In February, Aaron Cohen was killed while riding his bike from Miami to Key Biscayne. The driver who hit the father of two, fled the scene. Michele Traverso did not turn himself in until the next evening. Investigators suspected he was driving drunk, due to a number of receipts from local bars. Yet, because he fled and was not taken in to police custody until the next evening, a blood test could not be administered. Traverso was sentenced to just one year behind bars, upsetting Cohen's friends, family and the Miami cycling community.

As a result, Cohen's supporters have asked lawmakers to pass the Aaron Cohen Life Protection Act. The bill would implement minimum mandatory sentences for those who leave the scene of a crash that results in injuries.

According to the Act, if a person flees and someone is injured, the minimum mandatory sentence will be three years behind bars. If a serious injury occurs, or death, the fleeing suspect will have to serve a mandatory seven or ten year sentence.

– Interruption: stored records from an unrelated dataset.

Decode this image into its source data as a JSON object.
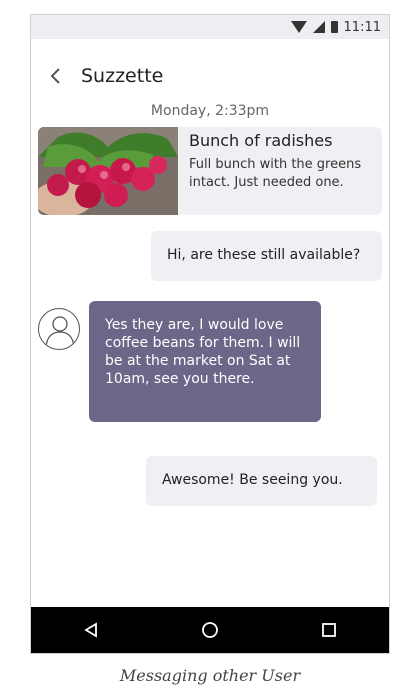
{
  "status_bar": {
    "time": "11:11"
  },
  "header": {
    "title": "Suzzette"
  },
  "timestamp": "Monday, 2:33pm",
  "listing": {
    "title": "Bunch of radishes",
    "description": "Full bunch with the greens intact. Just needed one."
  },
  "messages": [
    {
      "direction": "sent",
      "text": "Hi, are these still available?"
    },
    {
      "direction": "received",
      "text": "Yes they are, I would love coffee beans for them. I will be at the market on Sat at 10am, see you there."
    },
    {
      "direction": "sent",
      "text": "Awesome! Be seeing you."
    }
  ],
  "caption": "Messaging other User",
  "colors": {
    "received_bubble": "#6b6788",
    "sent_bubble": "#f0f0f4",
    "nav_bar": "#000000"
  }
}
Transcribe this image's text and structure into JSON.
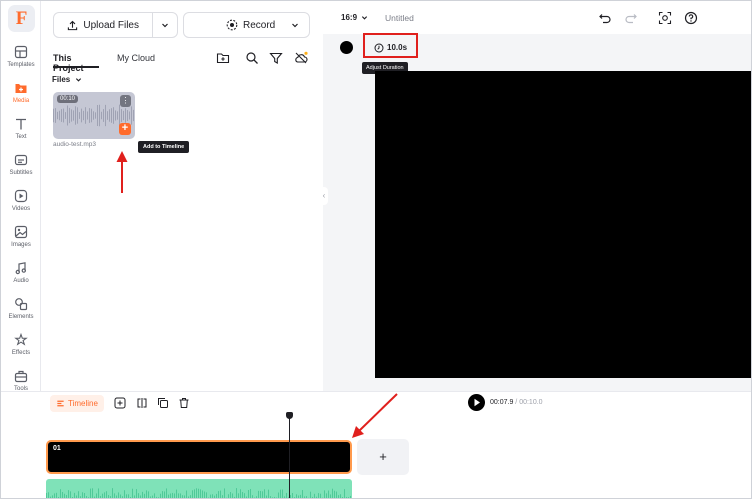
{
  "rail": {
    "logo": "F",
    "items": [
      {
        "label": "Templates"
      },
      {
        "label": "Media"
      },
      {
        "label": "Text"
      },
      {
        "label": "Subtitles"
      },
      {
        "label": "Videos"
      },
      {
        "label": "Images"
      },
      {
        "label": "Audio"
      },
      {
        "label": "Elements"
      },
      {
        "label": "Effects"
      },
      {
        "label": "Tools"
      }
    ],
    "active_item": "Media"
  },
  "panel": {
    "upload_label": "Upload Files",
    "record_label": "Record",
    "tabs": [
      {
        "label": "This Project",
        "active": true
      },
      {
        "label": "My Cloud",
        "active": false
      }
    ],
    "files_label": "Files",
    "file": {
      "duration": "00:10",
      "name": "audio-test.mp3",
      "add_tooltip": "Add to Timeline"
    }
  },
  "editor": {
    "aspect_ratio": "16:9",
    "title": "Untitled",
    "duration": "10.0s",
    "duration_tooltip": "Adjust Duration"
  },
  "timeline": {
    "tab_label": "Timeline",
    "current_time": "00:07.9",
    "separator": " / ",
    "total_time": "00:10.0",
    "clip_label": "01",
    "add_label": "+"
  },
  "colors": {
    "accent": "#ff6b2c",
    "annotation": "#e0201d",
    "audio_track": "#7fe2b8",
    "clip_border": "#ff9a4d"
  }
}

"I think there should be stricter punishments," said Rich Linkenhoker, a cyclist and manager of Ryder Bikes in Sarasota. "It's absolutely terrible (when someone leaves the scene). I don't know how humans can treat other humans that way."

Sarasota criminal defense attorney David Haenel cites concerns over the possible legislation, including prison overcrowding.

"Any injury would result in someone going to prison for three years. I can tell you, there are a lot of cases where someone is charged with leaving the scene and a couple of days later, someone may claim they are injured. Now, someone is looking at three years if the state attorney up-files that charge. That's a very slippery slope," said Haenel.

Several south Florida legislators are already on board supporting the act. They will make their case in Tallahassee this March.